The Reuters news agency citing unnamed Congressional aides said that President Barack Obama’s administration was on Monday preparing financial sanctions that could be imposed on Ukrainian officials and protest leaders if violence escalates there.
The Congressional aides said they had discussed the sanction preparations with administration officials but final details of the package have not been worked out as yet.
“But it could be put in place quickly against government officials – or leaders of the protest movement – in case of widespread violence,” the news agency said.
Washington has also revoked the visas of some Ukrainian officials.
Russia has meanwhile begun to turn economic screws on its neighbour with President Vladimir Putin warning he would wait until Ukraine formed a new government before the $15 billion financial bailout package could be fully implemented.
The warnings came as Ukraine continued to remain in the grip of political crisis even after the government stepped down in a bid to ease out over two-month long protests that at times turned violent killing six people so far.
Ukrainian President Viktor Yanukovych Wednesday insisted that he and his government were doing all they can to solve the crisis after protesters rejected the terms of a new amnesty law aimed at ending the unrest.
The protests erupted after President Yanukovich walked away from a treaty with the European Union under pressure from Russia.
“We have fulfilled all the obligations which the authorities took on themselves,” Yanukovych said in a statement.
“However, the opposition continues to whip up the situation calling on people to stand in the cold for the sake of the political ambitions of a few leaders.
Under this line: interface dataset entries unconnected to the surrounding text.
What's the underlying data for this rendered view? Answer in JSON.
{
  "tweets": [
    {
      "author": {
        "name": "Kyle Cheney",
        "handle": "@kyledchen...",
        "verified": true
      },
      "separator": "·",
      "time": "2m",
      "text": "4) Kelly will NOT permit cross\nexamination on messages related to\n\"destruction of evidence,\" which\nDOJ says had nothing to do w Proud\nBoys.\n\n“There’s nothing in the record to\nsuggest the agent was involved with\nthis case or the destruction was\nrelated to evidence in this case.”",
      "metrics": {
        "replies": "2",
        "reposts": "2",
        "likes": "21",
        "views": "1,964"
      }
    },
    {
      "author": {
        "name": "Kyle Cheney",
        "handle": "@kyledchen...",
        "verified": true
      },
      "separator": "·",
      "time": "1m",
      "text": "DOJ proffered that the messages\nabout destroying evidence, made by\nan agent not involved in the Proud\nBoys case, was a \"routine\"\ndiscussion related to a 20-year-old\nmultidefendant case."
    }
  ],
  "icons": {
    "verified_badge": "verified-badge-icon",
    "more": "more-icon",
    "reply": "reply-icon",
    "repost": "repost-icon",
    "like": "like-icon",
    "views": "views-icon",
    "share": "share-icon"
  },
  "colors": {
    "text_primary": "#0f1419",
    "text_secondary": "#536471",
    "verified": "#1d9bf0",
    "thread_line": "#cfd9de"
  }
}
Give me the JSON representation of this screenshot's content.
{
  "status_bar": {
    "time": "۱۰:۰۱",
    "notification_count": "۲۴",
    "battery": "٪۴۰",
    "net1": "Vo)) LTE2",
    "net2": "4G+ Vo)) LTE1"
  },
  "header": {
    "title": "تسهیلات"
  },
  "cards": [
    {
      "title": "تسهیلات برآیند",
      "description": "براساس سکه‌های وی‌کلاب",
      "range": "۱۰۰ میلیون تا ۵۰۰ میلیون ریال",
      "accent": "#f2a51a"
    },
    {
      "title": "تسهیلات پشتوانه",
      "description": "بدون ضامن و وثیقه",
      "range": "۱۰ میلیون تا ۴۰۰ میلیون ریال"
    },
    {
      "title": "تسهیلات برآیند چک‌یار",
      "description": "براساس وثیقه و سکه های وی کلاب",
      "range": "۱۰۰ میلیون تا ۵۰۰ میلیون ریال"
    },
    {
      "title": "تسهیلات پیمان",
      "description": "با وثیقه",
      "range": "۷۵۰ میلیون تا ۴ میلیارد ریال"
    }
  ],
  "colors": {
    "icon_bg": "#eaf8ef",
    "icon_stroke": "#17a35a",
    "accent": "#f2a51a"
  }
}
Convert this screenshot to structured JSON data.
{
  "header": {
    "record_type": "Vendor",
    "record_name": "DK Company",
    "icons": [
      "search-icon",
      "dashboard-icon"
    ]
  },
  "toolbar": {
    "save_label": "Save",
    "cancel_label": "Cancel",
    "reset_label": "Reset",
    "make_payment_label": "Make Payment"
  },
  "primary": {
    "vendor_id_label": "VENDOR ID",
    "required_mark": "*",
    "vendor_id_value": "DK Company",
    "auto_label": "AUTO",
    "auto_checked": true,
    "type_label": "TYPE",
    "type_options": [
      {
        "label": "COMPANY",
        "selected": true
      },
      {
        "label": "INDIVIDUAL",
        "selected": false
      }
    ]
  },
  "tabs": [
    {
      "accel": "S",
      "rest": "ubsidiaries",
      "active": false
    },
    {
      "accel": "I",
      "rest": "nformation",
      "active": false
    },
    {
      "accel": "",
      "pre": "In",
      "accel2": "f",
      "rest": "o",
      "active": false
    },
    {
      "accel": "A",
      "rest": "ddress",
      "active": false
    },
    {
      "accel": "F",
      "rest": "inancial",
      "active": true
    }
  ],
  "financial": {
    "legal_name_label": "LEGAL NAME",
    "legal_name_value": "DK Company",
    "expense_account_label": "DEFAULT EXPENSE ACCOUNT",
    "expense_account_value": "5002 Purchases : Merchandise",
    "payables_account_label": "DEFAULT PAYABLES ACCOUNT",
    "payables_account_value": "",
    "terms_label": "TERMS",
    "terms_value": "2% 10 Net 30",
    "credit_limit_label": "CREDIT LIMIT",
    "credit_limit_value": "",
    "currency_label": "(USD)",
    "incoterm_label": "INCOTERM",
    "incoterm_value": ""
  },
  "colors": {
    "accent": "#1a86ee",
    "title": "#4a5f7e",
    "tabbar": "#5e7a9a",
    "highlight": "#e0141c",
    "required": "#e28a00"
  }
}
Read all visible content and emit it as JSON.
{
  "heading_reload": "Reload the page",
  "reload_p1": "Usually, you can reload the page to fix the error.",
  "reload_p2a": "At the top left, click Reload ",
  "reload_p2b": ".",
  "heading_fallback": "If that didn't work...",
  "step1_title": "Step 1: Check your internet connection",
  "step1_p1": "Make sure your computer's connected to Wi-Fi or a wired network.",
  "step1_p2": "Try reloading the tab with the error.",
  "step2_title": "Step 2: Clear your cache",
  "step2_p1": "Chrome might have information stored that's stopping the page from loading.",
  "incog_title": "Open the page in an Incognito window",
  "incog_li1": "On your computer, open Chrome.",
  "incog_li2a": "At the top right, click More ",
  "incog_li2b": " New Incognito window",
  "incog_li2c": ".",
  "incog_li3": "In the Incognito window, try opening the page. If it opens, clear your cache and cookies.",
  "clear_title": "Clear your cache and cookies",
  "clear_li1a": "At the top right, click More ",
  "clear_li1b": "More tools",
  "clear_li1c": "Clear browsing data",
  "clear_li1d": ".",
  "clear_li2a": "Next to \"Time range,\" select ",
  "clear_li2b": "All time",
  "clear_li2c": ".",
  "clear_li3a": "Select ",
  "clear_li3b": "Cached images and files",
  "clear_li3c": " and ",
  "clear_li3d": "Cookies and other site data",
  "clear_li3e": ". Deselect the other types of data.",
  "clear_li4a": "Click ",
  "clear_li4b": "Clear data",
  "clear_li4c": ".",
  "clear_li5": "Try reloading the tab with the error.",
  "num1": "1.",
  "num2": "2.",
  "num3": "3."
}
I think this is wrong.”
He however struck a conciliatory note and added: “From my side, I will show more understanding to the demands and ambitions of people, taking into account the mistakes that authorities always make… I think that we can together return the life of Ukraine and its people to peace.”
Anti-government protesters have been demanding the president’s resignation and were still occupying government buildings and manning barricades in freezing temperatures in the centre of the capital Kiev.
Meanwhile, EU’s foreign policy chief Catherine Ashton arrived in Kiev for talks with both sides.
She has said she was “shocked” by the violence and the country needed “a political process that is engaged in quickly and properly by everyone”.
“The responsibility is inevitably going to fall on government to do that as quickly as possible.”